    The 20 series overall was a good tractor, the 30 series seemed to have a bunch of electronic issues early.

    The tractor did have steel wheels, but they got replaced, that would have been a real neat experience to drive with the steel wheel.

  • @rhyno Thanks for sharing. Love big toys. I used to build tractor barn up in the Panhandle in the early 70s when center pivot machines were all the rage. Lots of oil revenue for those guys got spent on turning big straight tractors into pulling toys.

    There were two basic styles of steel drive wheels: wide and flat with small grousers and skinny with tall, paddle like grousers. Neither one was really bad on the right ground but traction was inferior to lugged pneumatic rubber tires. What really sucked was driving on hard gravel roads. There were a variety of blocks that were affixed to the rear wheels for roading. We had an old JD tricycle and a single cylinder Oliver that both still had steel wheels. There was a reason tractor seats were on long leaf springs.
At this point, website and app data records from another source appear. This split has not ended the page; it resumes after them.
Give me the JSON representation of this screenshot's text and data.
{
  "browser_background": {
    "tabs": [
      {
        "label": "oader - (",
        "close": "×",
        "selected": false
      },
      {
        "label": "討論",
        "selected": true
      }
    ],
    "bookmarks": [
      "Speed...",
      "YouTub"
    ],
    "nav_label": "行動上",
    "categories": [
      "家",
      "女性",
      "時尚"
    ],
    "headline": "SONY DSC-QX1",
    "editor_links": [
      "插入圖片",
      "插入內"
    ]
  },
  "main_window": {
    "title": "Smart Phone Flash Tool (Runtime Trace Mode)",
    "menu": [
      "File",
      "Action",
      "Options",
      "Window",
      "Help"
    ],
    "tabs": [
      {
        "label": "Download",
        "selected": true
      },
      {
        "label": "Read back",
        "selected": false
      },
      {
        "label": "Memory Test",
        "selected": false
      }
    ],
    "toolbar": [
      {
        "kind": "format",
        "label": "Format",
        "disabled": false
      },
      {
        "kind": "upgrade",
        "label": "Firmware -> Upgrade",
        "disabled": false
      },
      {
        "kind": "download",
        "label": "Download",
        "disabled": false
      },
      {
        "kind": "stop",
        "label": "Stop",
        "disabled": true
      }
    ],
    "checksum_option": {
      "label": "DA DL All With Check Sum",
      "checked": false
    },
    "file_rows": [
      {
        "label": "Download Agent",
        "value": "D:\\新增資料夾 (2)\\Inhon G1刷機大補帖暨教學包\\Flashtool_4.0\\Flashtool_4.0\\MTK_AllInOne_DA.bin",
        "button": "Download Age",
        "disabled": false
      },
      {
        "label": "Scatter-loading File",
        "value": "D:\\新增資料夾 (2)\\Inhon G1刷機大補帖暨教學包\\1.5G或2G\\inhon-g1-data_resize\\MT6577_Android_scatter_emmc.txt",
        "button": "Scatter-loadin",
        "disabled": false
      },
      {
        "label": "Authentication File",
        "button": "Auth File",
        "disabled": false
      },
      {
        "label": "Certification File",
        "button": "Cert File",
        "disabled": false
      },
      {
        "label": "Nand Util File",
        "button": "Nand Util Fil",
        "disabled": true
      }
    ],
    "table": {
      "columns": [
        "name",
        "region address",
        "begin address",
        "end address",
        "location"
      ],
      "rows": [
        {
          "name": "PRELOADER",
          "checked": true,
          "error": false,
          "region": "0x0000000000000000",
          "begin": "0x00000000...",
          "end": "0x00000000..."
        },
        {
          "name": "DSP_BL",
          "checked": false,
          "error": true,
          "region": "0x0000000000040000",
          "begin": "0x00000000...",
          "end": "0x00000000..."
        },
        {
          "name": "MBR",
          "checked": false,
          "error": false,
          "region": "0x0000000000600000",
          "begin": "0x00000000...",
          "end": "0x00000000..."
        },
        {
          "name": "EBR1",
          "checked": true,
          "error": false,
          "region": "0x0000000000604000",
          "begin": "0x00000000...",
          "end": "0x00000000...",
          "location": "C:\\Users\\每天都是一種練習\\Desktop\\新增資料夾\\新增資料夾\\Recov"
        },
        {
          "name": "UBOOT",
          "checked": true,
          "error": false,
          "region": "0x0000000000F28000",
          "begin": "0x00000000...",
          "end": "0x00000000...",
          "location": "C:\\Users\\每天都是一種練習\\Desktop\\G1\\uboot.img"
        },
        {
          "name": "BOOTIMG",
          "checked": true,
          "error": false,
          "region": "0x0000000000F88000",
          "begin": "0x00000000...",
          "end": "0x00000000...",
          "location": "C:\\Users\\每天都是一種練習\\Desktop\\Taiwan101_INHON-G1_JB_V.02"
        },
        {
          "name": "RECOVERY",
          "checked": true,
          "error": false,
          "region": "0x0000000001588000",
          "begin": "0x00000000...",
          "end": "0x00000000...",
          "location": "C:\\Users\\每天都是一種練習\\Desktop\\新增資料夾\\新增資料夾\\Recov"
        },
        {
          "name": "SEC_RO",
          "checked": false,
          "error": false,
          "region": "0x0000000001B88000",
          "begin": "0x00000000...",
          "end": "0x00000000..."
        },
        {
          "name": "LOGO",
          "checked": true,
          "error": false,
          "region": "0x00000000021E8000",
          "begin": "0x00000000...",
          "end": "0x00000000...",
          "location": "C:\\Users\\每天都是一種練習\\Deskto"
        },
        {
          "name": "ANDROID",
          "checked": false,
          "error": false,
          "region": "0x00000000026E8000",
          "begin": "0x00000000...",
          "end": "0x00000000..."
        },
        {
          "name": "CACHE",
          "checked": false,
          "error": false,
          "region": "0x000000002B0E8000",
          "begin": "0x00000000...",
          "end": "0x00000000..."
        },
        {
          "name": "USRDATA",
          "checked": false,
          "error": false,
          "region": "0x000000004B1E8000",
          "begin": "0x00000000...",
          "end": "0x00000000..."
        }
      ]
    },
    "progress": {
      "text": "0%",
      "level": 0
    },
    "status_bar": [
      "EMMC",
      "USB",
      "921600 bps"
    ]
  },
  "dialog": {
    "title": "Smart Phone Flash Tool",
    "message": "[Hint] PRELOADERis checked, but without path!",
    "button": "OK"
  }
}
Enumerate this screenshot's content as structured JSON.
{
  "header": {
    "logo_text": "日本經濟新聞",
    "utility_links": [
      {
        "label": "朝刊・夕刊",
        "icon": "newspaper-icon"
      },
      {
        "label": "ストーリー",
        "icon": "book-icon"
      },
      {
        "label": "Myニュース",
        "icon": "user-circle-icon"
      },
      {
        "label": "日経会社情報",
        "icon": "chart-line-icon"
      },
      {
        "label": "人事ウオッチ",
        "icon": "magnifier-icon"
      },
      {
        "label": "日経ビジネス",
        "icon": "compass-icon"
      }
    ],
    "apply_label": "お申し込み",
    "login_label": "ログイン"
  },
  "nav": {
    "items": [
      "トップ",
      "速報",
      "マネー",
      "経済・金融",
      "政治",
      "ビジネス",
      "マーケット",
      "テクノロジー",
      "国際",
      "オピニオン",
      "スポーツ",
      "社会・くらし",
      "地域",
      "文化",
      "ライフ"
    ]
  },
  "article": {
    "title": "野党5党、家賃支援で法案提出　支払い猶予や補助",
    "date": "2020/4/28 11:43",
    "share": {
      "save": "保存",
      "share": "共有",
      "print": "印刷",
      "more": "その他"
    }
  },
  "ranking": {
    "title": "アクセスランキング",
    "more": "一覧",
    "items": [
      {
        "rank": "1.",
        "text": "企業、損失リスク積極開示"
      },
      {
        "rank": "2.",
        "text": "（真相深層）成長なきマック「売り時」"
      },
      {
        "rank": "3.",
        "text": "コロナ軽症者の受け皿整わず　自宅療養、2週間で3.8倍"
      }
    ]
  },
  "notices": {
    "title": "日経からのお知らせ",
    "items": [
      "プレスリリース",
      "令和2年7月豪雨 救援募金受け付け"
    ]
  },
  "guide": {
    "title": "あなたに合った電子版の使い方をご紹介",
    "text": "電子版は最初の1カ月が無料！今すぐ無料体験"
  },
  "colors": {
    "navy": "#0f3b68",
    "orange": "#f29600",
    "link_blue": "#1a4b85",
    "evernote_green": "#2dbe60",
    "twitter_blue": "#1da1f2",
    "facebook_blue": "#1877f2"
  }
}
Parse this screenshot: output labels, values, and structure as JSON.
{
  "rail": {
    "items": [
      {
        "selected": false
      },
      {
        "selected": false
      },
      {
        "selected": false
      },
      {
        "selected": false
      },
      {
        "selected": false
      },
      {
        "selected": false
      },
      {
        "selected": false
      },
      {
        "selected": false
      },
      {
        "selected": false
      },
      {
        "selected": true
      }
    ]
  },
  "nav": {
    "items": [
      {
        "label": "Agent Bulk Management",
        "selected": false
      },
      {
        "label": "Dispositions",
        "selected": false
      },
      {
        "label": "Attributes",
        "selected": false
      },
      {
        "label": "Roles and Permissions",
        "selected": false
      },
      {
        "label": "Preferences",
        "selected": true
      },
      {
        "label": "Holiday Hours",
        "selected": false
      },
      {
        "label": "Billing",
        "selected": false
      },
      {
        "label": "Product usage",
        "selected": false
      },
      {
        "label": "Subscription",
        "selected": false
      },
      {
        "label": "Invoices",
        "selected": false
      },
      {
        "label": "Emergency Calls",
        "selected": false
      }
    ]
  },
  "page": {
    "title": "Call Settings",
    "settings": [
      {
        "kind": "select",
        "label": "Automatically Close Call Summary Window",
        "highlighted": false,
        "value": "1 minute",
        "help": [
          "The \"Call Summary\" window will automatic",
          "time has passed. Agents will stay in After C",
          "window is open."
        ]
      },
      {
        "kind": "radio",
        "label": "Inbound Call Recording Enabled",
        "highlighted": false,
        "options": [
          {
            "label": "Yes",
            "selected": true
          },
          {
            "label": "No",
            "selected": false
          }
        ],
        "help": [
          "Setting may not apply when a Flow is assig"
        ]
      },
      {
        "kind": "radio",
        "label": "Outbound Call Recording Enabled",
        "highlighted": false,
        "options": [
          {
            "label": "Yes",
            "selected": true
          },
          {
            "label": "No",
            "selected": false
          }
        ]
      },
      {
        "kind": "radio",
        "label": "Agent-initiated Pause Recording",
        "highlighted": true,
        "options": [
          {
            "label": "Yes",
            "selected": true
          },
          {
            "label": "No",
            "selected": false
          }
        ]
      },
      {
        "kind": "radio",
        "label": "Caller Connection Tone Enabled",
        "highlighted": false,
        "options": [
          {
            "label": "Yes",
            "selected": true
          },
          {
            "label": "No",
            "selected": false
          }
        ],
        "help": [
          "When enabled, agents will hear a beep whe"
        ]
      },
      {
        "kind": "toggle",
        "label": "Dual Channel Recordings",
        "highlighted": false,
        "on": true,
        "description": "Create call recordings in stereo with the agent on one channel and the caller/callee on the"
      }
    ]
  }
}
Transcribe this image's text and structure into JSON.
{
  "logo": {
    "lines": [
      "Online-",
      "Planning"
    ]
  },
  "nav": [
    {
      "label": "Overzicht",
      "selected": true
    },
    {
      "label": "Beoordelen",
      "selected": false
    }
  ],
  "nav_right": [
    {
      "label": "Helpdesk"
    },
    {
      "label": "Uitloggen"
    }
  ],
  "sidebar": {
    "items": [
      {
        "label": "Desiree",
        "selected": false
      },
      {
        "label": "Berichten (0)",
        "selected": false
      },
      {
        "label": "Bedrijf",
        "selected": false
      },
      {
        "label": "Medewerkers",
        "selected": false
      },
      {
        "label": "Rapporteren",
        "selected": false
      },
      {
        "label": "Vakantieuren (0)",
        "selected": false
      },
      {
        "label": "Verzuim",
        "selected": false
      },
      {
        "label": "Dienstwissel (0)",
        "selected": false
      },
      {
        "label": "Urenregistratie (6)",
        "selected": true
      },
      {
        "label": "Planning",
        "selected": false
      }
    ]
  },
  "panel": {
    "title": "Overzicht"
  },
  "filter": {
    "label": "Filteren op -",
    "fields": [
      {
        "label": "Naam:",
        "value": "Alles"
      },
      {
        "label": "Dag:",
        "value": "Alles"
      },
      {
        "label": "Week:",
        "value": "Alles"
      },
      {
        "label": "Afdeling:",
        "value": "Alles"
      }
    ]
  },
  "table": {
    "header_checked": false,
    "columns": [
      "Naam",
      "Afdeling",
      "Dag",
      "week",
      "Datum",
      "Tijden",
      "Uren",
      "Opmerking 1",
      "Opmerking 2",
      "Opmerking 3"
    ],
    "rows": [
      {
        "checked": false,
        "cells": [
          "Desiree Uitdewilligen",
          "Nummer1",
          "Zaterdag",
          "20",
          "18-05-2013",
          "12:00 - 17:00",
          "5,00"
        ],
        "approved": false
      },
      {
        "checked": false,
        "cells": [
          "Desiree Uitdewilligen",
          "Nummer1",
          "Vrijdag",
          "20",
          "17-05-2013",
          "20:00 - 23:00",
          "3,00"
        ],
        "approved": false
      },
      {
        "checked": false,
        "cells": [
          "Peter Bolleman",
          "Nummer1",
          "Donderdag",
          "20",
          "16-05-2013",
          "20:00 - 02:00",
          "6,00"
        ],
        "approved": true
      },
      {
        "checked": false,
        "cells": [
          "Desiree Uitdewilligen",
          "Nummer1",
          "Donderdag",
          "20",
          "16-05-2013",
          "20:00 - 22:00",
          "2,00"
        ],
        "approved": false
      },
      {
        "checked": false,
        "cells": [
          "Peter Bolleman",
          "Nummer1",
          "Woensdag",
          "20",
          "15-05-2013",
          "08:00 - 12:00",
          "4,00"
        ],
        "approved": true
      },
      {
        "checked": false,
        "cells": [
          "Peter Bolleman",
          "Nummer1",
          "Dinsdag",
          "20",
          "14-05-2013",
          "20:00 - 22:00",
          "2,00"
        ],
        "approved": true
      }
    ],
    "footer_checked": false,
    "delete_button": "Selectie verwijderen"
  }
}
Those things would make paté of your liver even on relatively smooth soft ground.

    I’m an old softy now, spent 6 hours broadcasting winter rye on the heifer pasture today with a Ford 4600 with 500# over foamed fronts and calcium sulfated rears. Nearly had to call 911 to get me down from that sorry seat. Dry summer opened up a lot of big, deep cracks in the black clay that 18 inches of rain in October didn’t smooth out. Might as well have ridden directly on the transmission housing.

  • @rr2241tx said in Gulf Coast Thanksgiving:

    Nearly had to call 911 to get me down from that sorry seat.

    hahaha! That had me laughing.